Wearing only pink, Contador (Saxo Bank) completed the 26 kilometre course around sunny Milan 36 seconds down on Garmin-Cervelo's Millar, who set a strong time of 30 minutes 13 seconds over a flat but technical route.
Italy's Michele Scarponi (Lampre) protected his second place on the podium despite finishing 10 seconds slower than compatriot Vincenzo Nibali (Liquigas) in the decisive time trial.
Scarponi completed the three week race 6:10 slower than winner Contador, with Nibali taking third place at 6:56.

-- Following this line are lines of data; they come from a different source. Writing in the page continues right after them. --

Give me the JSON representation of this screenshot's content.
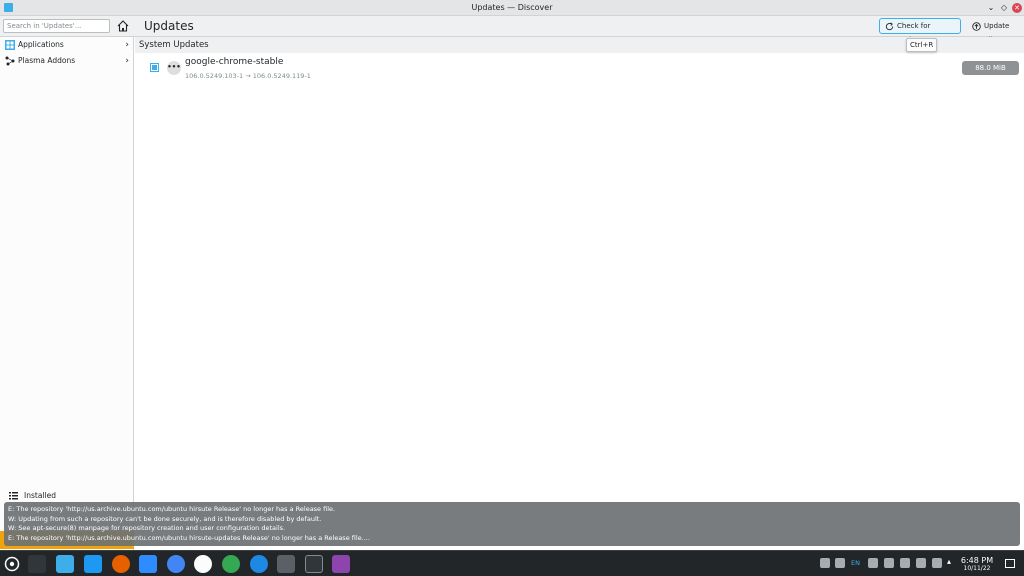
{
  "window": {
    "title": "Updates — Discover"
  },
  "toolbar": {
    "search_placeholder": "Search in 'Updates'...",
    "page_title": "Updates",
    "check_label": "Check for Updates",
    "update_all_label": "Update All",
    "tooltip": "Ctrl+R"
  },
  "sidebar": {
    "items": [
      {
        "label": "Applications"
      },
      {
        "label": "Plasma Addons"
      }
    ],
    "installed_label": "Installed"
  },
  "main": {
    "section_title": "System Updates",
    "updates": [
      {
        "name": "google-chrome-stable",
        "version": "106.0.5249.103-1 → 106.0.5249.119-1",
        "size": "88.0 MiB"
      }
    ]
  },
  "popup": {
    "lines": [
      "E: The repository 'http://us.archive.ubuntu.com/ubuntu hirsute Release' no longer has a Release file.",
      "W: Updating from such a repository can't be done securely, and is therefore disabled by default.",
      "W: See apt-secure(8) manpage for repository creation and user configuration details.",
      "E: The repository 'http://us.archive.ubuntu.com/ubuntu hirsute-updates Release' no longer has a Release file...."
    ]
  },
  "taskbar": {
    "time": "6:48 PM",
    "date": "10/11/22",
    "lang": "EN"
  },
  "colors": {
    "accent": "#3daee9",
    "close": "#da4453",
    "taskbar": "#232629",
    "warning": "#f0a30a"
  }
}
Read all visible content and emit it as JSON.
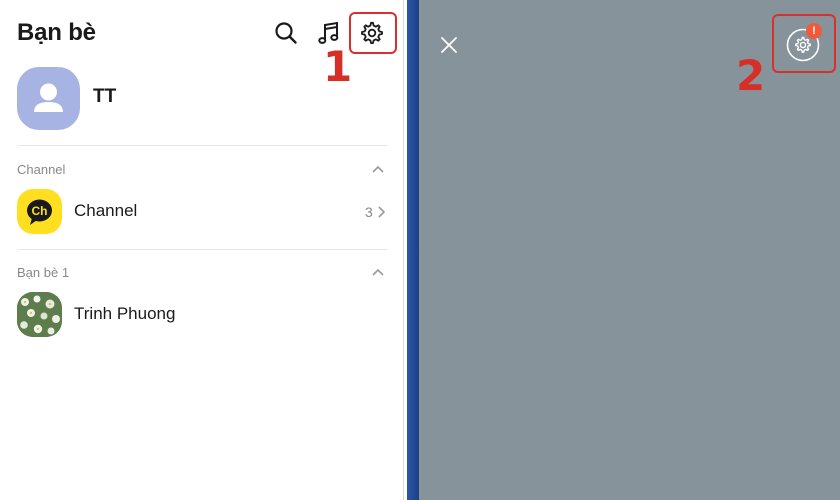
{
  "left_panel": {
    "title": "Bạn bè",
    "profile": {
      "name": "TT"
    },
    "sections": [
      {
        "label": "Channel",
        "items": [
          {
            "name": "Channel",
            "avatar_text": "Ch",
            "count": "3"
          }
        ]
      },
      {
        "label": "Bạn bè 1",
        "items": [
          {
            "name": "Trinh Phuong"
          }
        ]
      }
    ],
    "header_icons": [
      "search-icon",
      "music-note-icon",
      "gear-icon"
    ]
  },
  "annotations": {
    "step1": "1",
    "step2": "2",
    "highlight_color": "#d9302c"
  },
  "right_panel": {
    "badge": "!",
    "background_color": "#87939a",
    "icons": [
      "close-icon",
      "gear-icon"
    ]
  }
}
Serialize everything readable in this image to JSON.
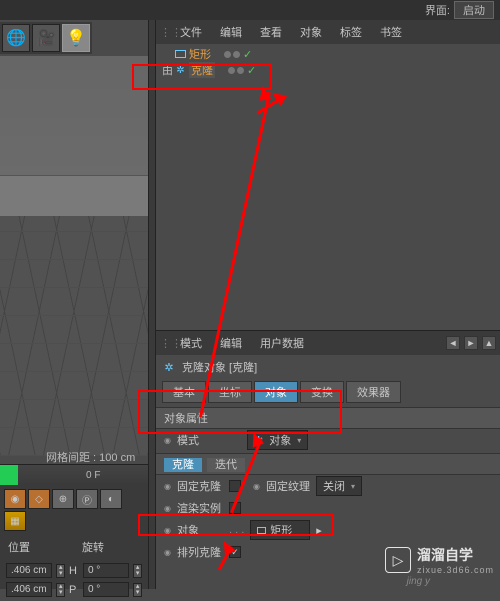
{
  "topbar": {
    "label": "界面:",
    "value": "启动"
  },
  "obj_manager": {
    "menu": [
      "文件",
      "编辑",
      "查看",
      "对象",
      "标签",
      "书签"
    ],
    "tree": [
      {
        "name": "矩形",
        "expander": "",
        "icon": "rect"
      },
      {
        "name": "克隆",
        "expander": "由",
        "icon": "clone"
      }
    ]
  },
  "attr_manager": {
    "menu": [
      "模式",
      "编辑",
      "用户数据"
    ],
    "title": "克隆对象 [克隆]",
    "tabs": [
      "基本",
      "坐标",
      "对象",
      "变换",
      "效果器"
    ],
    "group1": "对象属性",
    "mode": {
      "label": "模式",
      "value": "对象"
    },
    "group2_tabs": [
      "克隆",
      "迭代"
    ],
    "fixclone": {
      "label": "固定克隆",
      "fixtex": "固定纹理",
      "fixtex_val": "关闭"
    },
    "render_inst": {
      "label": "渲染实例"
    },
    "object_link": {
      "label": "对象",
      "value": "矩形"
    },
    "arrange": {
      "label": "排列克隆"
    }
  },
  "viewport": {
    "grid_label": "网格间距 : 100 cm"
  },
  "timeline": {
    "frame": "0 F",
    "pos_header": "位置",
    "rot_header": "旋转",
    "rows": [
      {
        "axis": "",
        "val": ".406 cm",
        "ax2": "H",
        "val2": "0 °"
      },
      {
        "axis": "",
        "val": ".406 cm",
        "ax2": "P",
        "val2": "0 °"
      }
    ]
  },
  "watermark": {
    "brand": "溜溜自学",
    "url": "zixue.3d66.com"
  }
}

Frenchman John Gadret (AG2R-La Mondiale), an unfancied time trial rider, limited his losses to secure a fourth place in the overall standings, 10:17 down on the maglia rosa, while Spain's Joaquim Rodriguez (Katusha) completed the top five, 11:05 down.
Riding the course almost two hours earlier than the top GC contenders, 34-year-old Millar put on a stellar display of time trialling, looking comfortable and assured throughout his ride.
Millar held the best time at the first intermediate check after 8.9km until Contador, riding last as race leader, topped his effort by a slender one second. The Scot had a small slump over the second third of the course, coming over the 18.1km check six seconds down on Dane Alex Rasmussen (HTC-Highroad).
But a superlative final third saw Millar claw back the time lost to Rasmussen, who he beat by seven seconds across the line.
It was Millar's 10th stage win on a Grand Tour, but his first individual scalp on the Giro, three years after picking up the team time trial stage in the 2008 edition of the race.
Assured of the overall victory, 28-year-old Contador, the 2008 winner, took his foot off the gas as he entered the centre of Milan, dropping to 17 seconds behind Rasmussen's benchmark time at the 18.1km check.
Entering the final straight, Contador rode the final 150 metres of the 94th Giro d'Italia with his arms aloft as he celebrated a career sixth Grand Tour victory.
Having asserted his authority as early as stage 9 of the race, when he picked up the pink jersey after riding solo to victory atop Mount Etna, Contador looked in complete control throughout the race.
Two stage victories and four second-place finishes showed just why the Spaniard is regarded as the best rider of his generation.
However, his critics will still point to the up-coming summer hearing with the Court of Arbitration for Sport, which will decide Contador's fate after the International Cycling Union (UCI) and the World Anti-Doping Agency (WADA) appealed against the Spanish cycling federation's decision to clear the former Astana rider after he tested positive for the banned anabolic agent clenbuterol during last year's Tour de France.